We can understand that. There is much in this world that appeals to us. Much of that is not wrong. The good things in life are God’s gifts to us.

The bad things of the world do not spring from God though this world seems saturated with them. Yet, this also appeals to us. Sin, in many forms, calls out its invitation to taste the forbidden fruit. Our sinful nature wants to run to it. But to do so is to run away from God.

The apostle John issues the warning. “Do not love the world or anything in the world. If anyone loves the world, the love of the Father is not in him” (1 John 2:15).

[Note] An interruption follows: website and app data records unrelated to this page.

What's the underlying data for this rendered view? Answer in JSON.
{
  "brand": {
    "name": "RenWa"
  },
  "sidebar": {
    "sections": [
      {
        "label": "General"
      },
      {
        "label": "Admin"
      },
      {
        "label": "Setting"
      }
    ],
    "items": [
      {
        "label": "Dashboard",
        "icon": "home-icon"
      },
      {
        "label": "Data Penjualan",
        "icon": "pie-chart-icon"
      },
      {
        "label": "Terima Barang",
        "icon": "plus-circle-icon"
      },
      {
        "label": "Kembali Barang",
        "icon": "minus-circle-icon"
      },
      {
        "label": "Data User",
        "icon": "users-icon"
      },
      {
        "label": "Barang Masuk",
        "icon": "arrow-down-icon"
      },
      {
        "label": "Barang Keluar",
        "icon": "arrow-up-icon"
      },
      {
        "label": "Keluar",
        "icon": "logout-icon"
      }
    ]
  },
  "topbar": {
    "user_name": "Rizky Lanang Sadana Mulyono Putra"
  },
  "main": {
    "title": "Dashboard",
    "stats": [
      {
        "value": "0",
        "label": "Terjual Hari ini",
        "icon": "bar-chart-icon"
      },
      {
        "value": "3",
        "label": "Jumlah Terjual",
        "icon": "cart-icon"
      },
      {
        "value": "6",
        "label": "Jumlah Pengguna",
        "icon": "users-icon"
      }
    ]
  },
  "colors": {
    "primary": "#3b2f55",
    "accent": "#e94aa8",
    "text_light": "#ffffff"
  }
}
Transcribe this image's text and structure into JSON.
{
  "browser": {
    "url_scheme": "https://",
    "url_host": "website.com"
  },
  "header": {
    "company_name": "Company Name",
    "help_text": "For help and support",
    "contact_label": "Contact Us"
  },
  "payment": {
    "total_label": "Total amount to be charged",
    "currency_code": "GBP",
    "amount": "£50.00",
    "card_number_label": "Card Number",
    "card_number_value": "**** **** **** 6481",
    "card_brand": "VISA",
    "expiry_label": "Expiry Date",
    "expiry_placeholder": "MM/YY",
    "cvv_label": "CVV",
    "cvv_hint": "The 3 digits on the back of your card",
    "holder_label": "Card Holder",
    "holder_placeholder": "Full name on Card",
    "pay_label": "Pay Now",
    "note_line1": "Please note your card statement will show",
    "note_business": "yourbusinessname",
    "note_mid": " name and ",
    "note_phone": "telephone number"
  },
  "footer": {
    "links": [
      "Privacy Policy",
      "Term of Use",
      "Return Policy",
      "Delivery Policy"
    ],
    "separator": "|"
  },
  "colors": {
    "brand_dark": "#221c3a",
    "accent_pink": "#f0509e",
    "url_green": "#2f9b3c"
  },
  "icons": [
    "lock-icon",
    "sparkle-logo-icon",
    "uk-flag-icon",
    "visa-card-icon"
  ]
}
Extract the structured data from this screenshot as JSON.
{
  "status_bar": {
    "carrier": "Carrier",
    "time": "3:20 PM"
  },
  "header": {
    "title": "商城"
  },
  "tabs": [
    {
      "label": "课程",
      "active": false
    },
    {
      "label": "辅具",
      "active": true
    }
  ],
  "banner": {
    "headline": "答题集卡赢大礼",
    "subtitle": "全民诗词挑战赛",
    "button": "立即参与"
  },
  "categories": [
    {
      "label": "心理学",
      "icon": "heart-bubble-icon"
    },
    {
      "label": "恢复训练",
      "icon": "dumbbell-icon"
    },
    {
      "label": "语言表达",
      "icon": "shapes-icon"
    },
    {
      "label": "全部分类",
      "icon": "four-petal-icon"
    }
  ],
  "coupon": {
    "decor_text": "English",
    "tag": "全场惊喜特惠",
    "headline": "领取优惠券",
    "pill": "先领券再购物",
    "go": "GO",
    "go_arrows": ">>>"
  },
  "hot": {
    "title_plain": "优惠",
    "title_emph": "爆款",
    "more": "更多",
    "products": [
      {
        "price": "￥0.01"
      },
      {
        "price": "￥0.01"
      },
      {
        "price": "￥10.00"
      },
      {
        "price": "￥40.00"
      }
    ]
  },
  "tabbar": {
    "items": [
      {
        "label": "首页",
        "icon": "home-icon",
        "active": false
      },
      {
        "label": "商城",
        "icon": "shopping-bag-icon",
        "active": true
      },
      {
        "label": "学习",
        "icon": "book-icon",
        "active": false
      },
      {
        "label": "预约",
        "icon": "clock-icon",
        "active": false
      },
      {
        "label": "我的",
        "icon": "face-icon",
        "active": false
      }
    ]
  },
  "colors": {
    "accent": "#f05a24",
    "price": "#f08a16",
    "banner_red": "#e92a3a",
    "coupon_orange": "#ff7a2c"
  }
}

But what if we have already fallen in love with the world? What if we have quietly slipped away from the fight against evil? What if we have abandoned the path of righteousness and crossed over to the “dark side”?

Saint John answers: “My dear children, I write this to you so that you will not sin. But if anybody does sin, we have one who speaks to the Father in our defense—Jesus Christ, the Righteous One. He is the atoning sacrifice for our sins, and not only for ours but also for the sins of the whole world” (1 John 2:1,2).

There is hope for those who have abandoned their post in the army of the Holy Christian Church. As the parable of the prodigal son shows, our heavenly Father waits with open arms for his beloved child to return.

Jesus, the Son of God, speaks up for us. He has wiped away our failures.

The Holy Spirit reminds us that we have renounced the devil with all his works and all his ways.

The Lord of all calls us to duty and honor.

Our soul has heard that call. It answers in renewed and determined faith. By the power of God, we shall win the victory and receive that crown of life.

For us, desertion is not an option.

What is the world to me with all its vaunted pleasure
When you and you, alone, Lord Jesus, are my treasure!
You only, dearest Lord, my soul’s delight shall be;
You are my peace, my rest. What is the world to me! Amen.
(Christian Worship 717:1)

Points to Ponder:
In your opinion, what is the most successful temptation the world offers now?
How does our baptism help us to overcome temptation?
How would you respond to the person who says, “I have lost my faith in God”?